→ **TASK PROMPT**
Filter the entries below down to the lines that hold "icon".

Data about app and page elements
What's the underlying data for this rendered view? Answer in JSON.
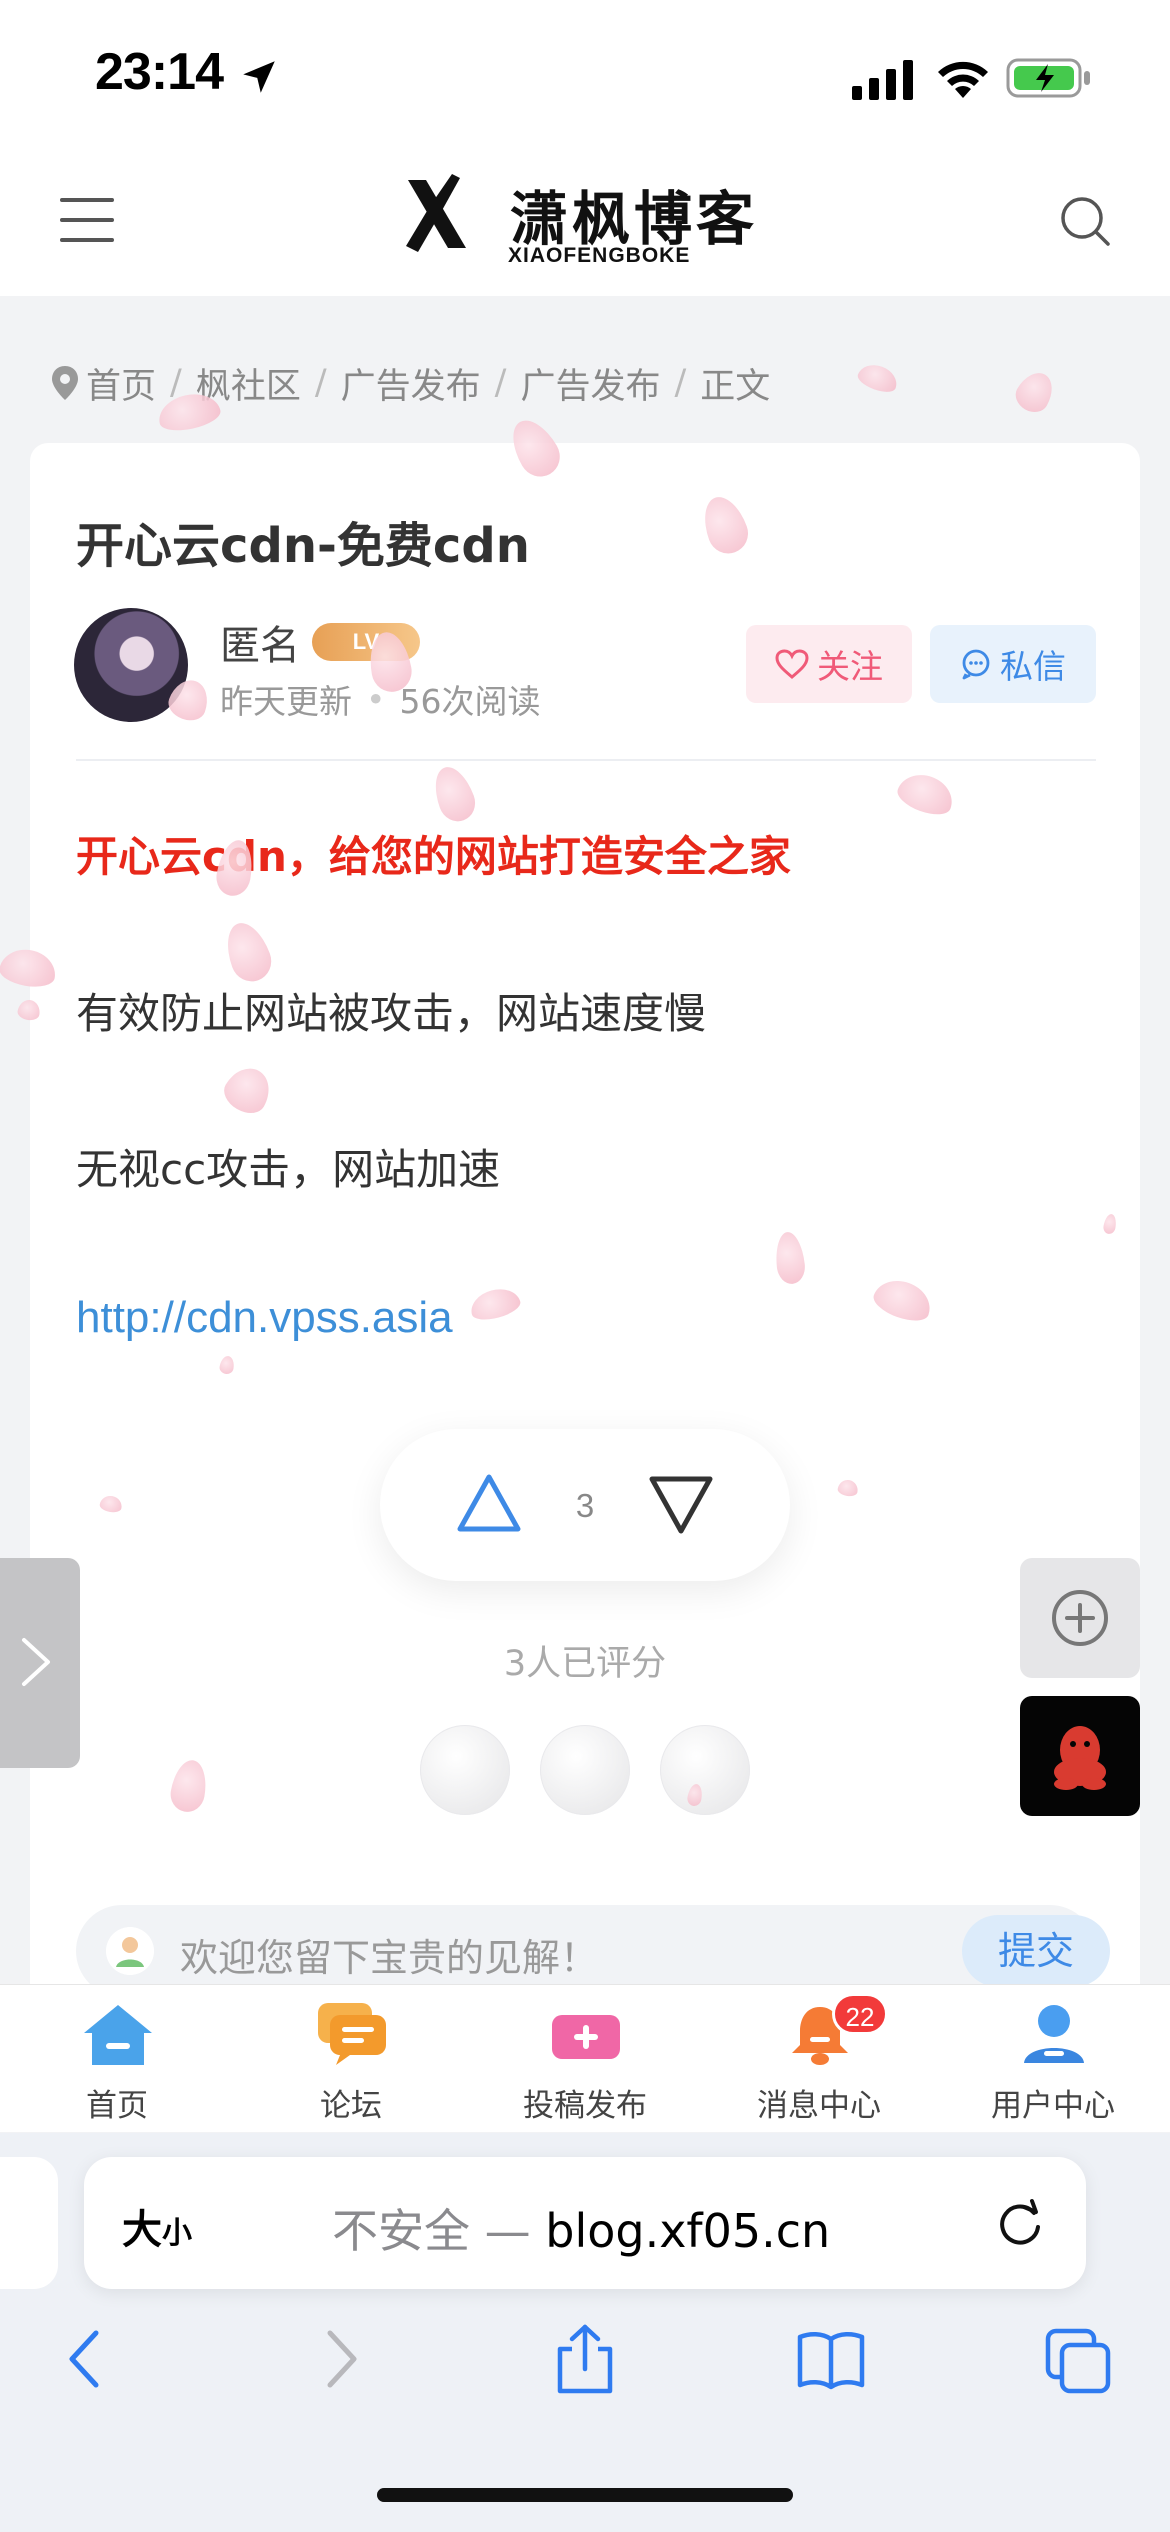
{
  "status_bar": {
    "time": "23:14"
  },
  "header": {
    "logo_title": "潇枫博客",
    "logo_subtitle": "XIAOFENGBOKE",
    "menu_icon": "hamburger-icon",
    "search_icon": "search-icon"
  },
  "breadcrumb": {
    "items": [
      "首页",
      "枫社区",
      "广告发布",
      "广告发布",
      "正文"
    ],
    "separator": "/"
  },
  "post": {
    "title": "开心云cdn-免费cdn",
    "author": "匿名",
    "level": "LV",
    "updated": "昨天更新",
    "views": "56次阅读",
    "follow_label": "关注",
    "message_label": "私信",
    "content": {
      "headline": "开心云cdn，给您的网站打造安全之家",
      "line1": "有效防止网站被攻击，网站速度慢",
      "line2": "无视cc攻击，网站加速",
      "link": "http://cdn.vpss.asia"
    },
    "vote_count": "3",
    "rated_text": "3人已评分",
    "comment_placeholder": "欢迎您留下宝贵的见解！",
    "submit_label": "提交"
  },
  "tabbar": {
    "items": [
      {
        "label": "首页",
        "icon": "home-icon"
      },
      {
        "label": "论坛",
        "icon": "forum-icon"
      },
      {
        "label": "投稿发布",
        "icon": "publish-icon"
      },
      {
        "label": "消息中心",
        "icon": "bell-icon",
        "badge": "22"
      },
      {
        "label": "用户中心",
        "icon": "user-icon"
      }
    ]
  },
  "browser": {
    "text_size_label": "大",
    "text_size_small": "小",
    "insecure_label": "不安全 —",
    "domain": "blog.xf05.cn"
  },
  "colors": {
    "accent_blue": "#3e8ae6",
    "headline_red": "#e8281a",
    "follow_pink": "#f05a78",
    "badge_red": "#f23a3a"
  }
}
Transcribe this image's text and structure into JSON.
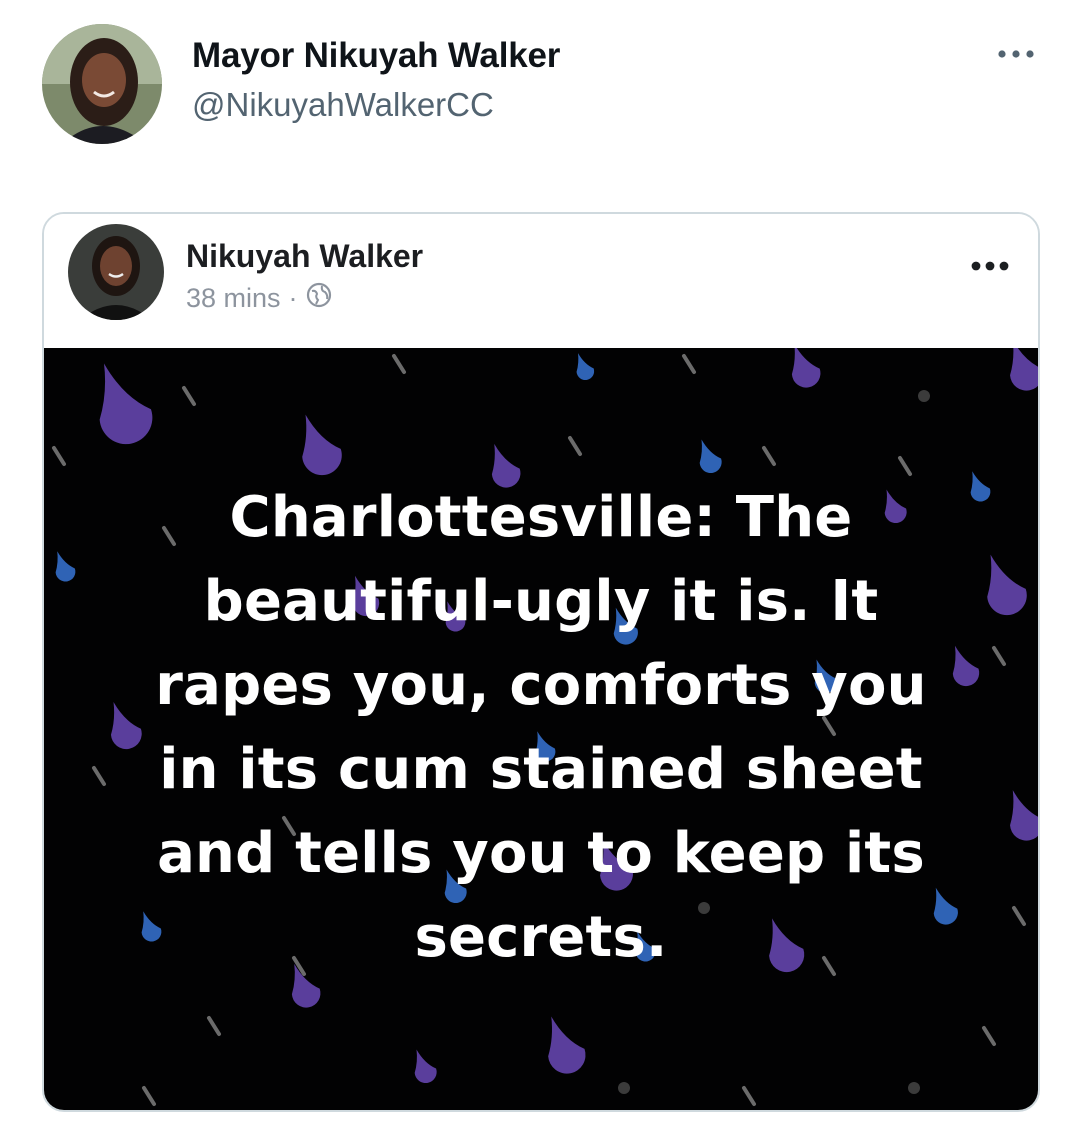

→ **RESPONSE TO THE EXERCISE**
    "menu_icon": "hamburger-icon",
    "search_icon": "search-icon"
        "icon": "home-icon"
        "icon": "forum-icon"
        "icon": "publish-icon"
        "icon": "bell-icon",
        "icon": "user-icon"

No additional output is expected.